It's a holiday and there is no school. Bobo goes out to play with his friends Tutu and Bumba. Guess how much fun they had.
"Meet Tomi Adeyemi--the new J.K. Rowling. (Yep, she's that good)." --Entertainment WeeklyAfter battling the impossible, Zélie and Amari have finally succeeded in bringing magic back to the land of Orïsha. But the ritual was more powerful than they could've imagined, reigniting the powers of not only the maji, but of nobles with magic ancestry, too. Now, Zélie struggles to unite the maji in an Orïsha where the enemy is just as powerful as they are. But when the monarchy and military unite to keep control of Orïsha, Zélie must fight to secure Amari's right to the throne and protect the new maji from the monarchy's wrath.With civil war looming on the horizon, Zélie finds herself at a breaking point: she must discover a way to bring the kingdom together or watch as Orïsha tears itself apart.Children of Virtue and Vengeance is the stunning sequel to Tomi Adeyemi's New York Times-bestselling debut Children of Blood and Bone, the first book in the Legacy of Orïsha trilogy.Praise for Children of Blood and Bone "Poses thought-provoking questions about race, class and authority that hold up a warning mirror to our sharply divided society." -The New York Times"The next big thing in literature and film." --Ebony"A fast-paced, excellently crafted hero's journey...populated with compelling and nuanced black characters." -NPR"A debut novel that is nearly impossible to put down."-USA Today
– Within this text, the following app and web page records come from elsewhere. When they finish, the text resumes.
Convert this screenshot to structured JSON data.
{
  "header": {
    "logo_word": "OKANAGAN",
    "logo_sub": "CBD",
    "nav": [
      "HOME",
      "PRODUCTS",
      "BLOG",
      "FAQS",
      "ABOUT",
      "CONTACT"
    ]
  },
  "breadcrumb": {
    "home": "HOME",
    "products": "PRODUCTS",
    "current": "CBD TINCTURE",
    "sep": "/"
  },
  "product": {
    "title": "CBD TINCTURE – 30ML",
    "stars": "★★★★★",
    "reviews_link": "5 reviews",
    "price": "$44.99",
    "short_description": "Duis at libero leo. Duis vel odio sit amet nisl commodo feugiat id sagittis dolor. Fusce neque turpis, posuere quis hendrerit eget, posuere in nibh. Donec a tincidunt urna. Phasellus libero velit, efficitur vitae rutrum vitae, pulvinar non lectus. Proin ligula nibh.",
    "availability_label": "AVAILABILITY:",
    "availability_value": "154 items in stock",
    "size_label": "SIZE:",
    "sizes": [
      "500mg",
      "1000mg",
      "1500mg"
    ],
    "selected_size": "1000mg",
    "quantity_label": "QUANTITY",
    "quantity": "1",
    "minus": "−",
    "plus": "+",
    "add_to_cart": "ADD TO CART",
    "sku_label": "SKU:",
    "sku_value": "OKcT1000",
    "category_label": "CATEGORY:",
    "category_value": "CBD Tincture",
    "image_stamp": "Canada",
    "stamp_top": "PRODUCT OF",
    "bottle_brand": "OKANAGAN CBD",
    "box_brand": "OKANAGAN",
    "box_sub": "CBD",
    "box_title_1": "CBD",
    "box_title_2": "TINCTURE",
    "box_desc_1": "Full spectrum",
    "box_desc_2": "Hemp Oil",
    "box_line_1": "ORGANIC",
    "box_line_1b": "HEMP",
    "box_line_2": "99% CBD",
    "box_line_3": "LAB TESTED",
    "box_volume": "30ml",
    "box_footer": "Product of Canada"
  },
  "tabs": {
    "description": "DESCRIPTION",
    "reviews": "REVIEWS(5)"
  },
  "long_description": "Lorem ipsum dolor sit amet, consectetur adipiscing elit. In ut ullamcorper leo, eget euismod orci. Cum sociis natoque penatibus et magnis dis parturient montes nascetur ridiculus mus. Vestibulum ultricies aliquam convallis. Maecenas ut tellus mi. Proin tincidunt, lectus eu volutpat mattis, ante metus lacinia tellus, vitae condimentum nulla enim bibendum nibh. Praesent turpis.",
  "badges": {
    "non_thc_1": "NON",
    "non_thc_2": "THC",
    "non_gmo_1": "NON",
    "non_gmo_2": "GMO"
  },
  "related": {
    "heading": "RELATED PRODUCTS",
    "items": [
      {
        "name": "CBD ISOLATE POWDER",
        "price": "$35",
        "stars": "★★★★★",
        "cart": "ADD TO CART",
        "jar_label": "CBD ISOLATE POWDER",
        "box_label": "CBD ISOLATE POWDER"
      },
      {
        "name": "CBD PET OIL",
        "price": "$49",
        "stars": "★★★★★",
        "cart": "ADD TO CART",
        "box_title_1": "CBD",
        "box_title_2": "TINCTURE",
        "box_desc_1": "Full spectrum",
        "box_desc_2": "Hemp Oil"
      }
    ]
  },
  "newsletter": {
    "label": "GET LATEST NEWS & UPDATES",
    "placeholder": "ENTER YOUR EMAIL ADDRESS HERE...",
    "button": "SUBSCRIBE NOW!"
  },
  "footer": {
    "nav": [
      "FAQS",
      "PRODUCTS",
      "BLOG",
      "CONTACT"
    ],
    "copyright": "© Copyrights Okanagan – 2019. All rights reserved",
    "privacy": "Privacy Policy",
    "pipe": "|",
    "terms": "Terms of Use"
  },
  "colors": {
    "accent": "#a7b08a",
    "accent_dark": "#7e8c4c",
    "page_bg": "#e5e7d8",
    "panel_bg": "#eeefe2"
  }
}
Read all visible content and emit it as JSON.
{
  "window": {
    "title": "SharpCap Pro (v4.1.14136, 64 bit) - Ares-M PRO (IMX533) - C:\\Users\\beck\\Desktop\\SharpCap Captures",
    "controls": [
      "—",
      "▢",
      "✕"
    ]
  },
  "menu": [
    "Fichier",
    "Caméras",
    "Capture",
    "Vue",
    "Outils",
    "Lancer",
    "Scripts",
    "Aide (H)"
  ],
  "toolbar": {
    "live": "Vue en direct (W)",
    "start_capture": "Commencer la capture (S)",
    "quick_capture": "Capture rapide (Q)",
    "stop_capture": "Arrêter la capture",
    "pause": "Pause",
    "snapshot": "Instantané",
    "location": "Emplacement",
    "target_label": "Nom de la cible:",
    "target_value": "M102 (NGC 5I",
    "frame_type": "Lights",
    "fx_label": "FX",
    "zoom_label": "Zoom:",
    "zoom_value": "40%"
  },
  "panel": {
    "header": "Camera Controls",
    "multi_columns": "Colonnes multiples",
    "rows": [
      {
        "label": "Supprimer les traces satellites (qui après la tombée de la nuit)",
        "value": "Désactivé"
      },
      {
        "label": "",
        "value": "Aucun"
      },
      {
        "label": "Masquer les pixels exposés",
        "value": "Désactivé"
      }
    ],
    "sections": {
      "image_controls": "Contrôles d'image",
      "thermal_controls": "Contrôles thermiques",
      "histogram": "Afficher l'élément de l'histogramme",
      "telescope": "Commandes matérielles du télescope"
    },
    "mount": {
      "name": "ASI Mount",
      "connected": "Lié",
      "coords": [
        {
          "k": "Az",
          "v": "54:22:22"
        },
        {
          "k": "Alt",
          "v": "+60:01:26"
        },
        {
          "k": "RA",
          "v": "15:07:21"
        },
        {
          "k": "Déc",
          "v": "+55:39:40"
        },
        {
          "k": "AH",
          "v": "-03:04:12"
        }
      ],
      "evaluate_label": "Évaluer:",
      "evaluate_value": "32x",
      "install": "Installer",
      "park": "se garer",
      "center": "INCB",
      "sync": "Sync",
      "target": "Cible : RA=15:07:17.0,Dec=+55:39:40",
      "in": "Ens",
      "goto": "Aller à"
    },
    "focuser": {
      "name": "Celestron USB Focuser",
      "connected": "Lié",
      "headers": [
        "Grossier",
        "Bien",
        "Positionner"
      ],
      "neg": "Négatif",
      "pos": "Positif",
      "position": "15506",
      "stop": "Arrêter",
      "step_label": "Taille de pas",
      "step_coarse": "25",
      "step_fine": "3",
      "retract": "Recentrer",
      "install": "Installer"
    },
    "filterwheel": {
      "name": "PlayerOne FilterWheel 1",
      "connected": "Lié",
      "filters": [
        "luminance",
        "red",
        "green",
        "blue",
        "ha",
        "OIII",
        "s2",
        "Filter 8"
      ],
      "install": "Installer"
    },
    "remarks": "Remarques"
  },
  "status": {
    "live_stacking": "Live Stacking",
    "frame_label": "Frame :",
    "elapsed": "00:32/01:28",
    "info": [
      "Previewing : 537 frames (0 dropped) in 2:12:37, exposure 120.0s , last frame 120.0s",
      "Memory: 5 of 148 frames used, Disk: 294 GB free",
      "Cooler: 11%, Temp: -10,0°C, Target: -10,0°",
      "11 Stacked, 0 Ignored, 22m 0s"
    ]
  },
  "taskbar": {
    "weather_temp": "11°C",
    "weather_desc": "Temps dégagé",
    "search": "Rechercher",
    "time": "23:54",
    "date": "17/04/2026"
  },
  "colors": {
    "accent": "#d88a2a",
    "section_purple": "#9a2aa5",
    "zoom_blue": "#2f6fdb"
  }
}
Beautifully retold by the award-winning author Beverley Naidoo, this earliest-known version of Cinderella is brought to life for the modern day reader. Rhodopis is a Greek girl who is sold into slavery by bandits and taken to Egypt. Along the way she becomes friends with the storyteller Aesop and a host of playful animals. Her master gives her a pair of beautiful rose-red slippers, making three other servants jealous. But when Horus, the falcon, sweeps in to steal her slipper, Rhodopis has little idea that this act will lead her to the King of Egypt.
The Day of Ahmed's SecretAs young Ahmed delivers butane gas to customers all over the city of Cairo, he thinks, I have a secret. All day long, as he maneuvers his donkey cart through streets crowded with cars and camels, down alleys filled with merchants' stalls, and past buildings a thousand years old, Ahmed keeps his secret safe inside. It is so special, so wonderful, that he can reveal it only to his family, only when he returns home, only at the end of the day.
"Poetic language, attractive illustrations and a positive message about Islam, without any didacticism: a wonderful combination," declares Kirkus Reviews in a starred review.Lalla lives in the Muslim country of Mauritania, and more than anything, she wants to wear a malafa, the colorful cloth Mauritanian women, like her mama and big sister, wear to cover their heads and clothes in public. But it is not until Lalla realizes that a malafa is not just worn to show a woman's beauty and mystery or to honor tradition—a malafa for faith—that Lalla's mother agrees to slip a long cloth as blue as the ink in the Koran over Lalla's head, under her arm, and round and round her body. Then together, they pray. An author's note and glossary are included in the back of the book.